Nevertheless, we also have the tendency to cling to things that we use to define ourselves and where we stand on certain issues, and it is difficult to relinquish those views even when faced with their failings and limitations. For example, how much government interference in the market does it take for free marketeers to realize that they no longer hold a free market philosophy? Their minds have changed, their actions have changed, and yet they hold the same views on the market and stubbornly refuse to acknowledge this. The same holds true for the socialist who fails to see that capitalism is not going away anytime soon. Today, the economic model that is taking shape is a mishmash of capitalist and socialist ideologies that have arisen out of a pragmatic need to do something about the growing economic crisis. Neither side wants to acknowledge the other side’s contributions to the problem or the solution. That is why I think certain European countries have fared better in dealing with this crisis in that they are more open to such mixed economies, having a mixture of nationalized industries that are economically vital while at the same time permitting a free market to continue in the rest.

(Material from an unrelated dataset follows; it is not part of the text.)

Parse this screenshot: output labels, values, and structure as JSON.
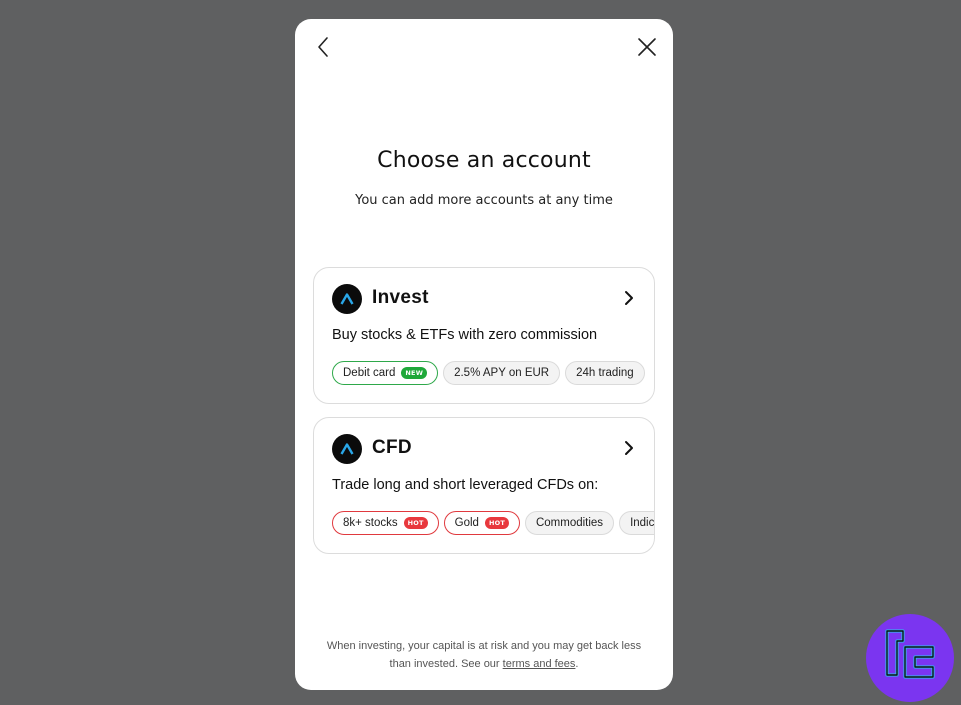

This is not a perfect system either, but it seem to be more flexible and pragmatic when faced with such economic difficulties.
In the end, it look like we are headed for a similar system here, although the establishment is loathed to admit it. The bailout plan, as well as the unprecedented authority given the the Treasury and the Federal Reserve, is one step closer to nationalizing certain sectors without actually nationalizing them. In my opinion, this is a slight of hand that simply adds an extra layer of bureaucracy to the process of stabilizing the economy leaving the tax-payer even more unprotected. The reason is that without directly nationalizing these industries and leaving them in the hands of corrupt, greedy or just incompetent CEOs, which have time and again proven to be unreliable, our money is liable to be squandered (e.g., After Bailout, AIG Execs Head to California Resort). I am not a big fan of nationalizing certain sectors and leaving the rest to sink or swim in the shark infested ocean that is the free market, but if that is the direction we are heading in, why not do it right? With everything from companies in China putting poison in baby formula to irresponsible lending by financial institutions in the U.S., we need more transparency and oversight, period. Even though the idea of big government scares me, the role of the government is to protect its citizens, and I think that it is about time our government starts doing its job.